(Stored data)
Start of Block

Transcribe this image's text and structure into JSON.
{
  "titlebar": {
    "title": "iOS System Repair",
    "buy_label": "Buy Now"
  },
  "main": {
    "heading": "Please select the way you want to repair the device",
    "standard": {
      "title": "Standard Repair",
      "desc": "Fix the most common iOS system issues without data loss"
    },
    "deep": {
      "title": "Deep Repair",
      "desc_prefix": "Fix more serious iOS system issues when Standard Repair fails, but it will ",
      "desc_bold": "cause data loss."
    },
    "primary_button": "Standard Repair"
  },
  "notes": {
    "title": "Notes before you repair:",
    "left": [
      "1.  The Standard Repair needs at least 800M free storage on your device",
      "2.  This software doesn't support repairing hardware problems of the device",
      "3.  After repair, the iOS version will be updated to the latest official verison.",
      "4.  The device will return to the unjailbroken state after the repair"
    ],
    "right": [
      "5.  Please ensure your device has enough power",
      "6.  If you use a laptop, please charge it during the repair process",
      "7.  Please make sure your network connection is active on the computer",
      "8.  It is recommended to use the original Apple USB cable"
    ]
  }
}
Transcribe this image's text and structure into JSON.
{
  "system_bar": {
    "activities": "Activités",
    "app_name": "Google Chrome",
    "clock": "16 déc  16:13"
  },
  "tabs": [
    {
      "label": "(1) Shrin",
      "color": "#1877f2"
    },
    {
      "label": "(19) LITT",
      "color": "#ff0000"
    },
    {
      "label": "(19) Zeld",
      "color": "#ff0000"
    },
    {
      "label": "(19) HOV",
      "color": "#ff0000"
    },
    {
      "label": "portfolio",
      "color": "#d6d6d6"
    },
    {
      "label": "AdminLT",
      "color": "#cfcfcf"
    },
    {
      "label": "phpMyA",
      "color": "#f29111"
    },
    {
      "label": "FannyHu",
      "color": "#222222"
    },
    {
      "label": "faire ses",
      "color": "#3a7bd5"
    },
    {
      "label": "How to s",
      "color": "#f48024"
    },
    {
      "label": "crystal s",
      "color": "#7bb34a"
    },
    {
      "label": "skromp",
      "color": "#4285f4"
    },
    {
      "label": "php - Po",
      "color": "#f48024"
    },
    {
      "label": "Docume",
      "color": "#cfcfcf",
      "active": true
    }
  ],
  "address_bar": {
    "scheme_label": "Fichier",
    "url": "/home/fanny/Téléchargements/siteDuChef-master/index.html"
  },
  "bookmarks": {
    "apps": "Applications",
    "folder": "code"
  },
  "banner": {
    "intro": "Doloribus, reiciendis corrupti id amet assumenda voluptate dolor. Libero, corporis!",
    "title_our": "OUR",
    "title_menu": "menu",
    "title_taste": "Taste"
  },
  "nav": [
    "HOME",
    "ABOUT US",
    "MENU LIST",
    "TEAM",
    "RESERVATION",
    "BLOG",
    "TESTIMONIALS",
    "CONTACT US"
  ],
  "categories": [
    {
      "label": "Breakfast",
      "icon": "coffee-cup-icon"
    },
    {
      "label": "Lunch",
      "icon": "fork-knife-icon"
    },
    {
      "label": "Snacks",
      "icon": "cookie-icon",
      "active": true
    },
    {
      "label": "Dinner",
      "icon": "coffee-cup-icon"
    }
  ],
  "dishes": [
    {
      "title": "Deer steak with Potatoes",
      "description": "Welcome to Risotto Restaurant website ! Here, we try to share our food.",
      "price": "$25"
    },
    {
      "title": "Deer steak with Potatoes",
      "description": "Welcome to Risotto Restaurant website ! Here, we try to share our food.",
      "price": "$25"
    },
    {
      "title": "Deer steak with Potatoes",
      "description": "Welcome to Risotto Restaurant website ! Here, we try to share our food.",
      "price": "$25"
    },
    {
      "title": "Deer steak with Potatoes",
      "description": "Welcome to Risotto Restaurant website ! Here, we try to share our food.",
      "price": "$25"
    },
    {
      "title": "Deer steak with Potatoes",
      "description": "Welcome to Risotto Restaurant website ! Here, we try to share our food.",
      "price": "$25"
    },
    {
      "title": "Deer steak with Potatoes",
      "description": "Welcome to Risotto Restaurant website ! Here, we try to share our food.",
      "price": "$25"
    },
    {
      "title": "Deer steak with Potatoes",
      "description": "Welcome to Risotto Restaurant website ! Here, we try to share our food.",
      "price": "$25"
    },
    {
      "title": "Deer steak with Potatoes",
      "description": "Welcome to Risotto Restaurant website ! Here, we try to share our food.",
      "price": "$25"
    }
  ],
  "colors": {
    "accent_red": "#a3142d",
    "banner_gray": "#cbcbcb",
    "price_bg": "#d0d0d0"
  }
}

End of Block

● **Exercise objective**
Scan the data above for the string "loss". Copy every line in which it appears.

● **Written response**
      "desc": "Fix the most common iOS system issues without data loss"
      "desc_bold": "cause data loss."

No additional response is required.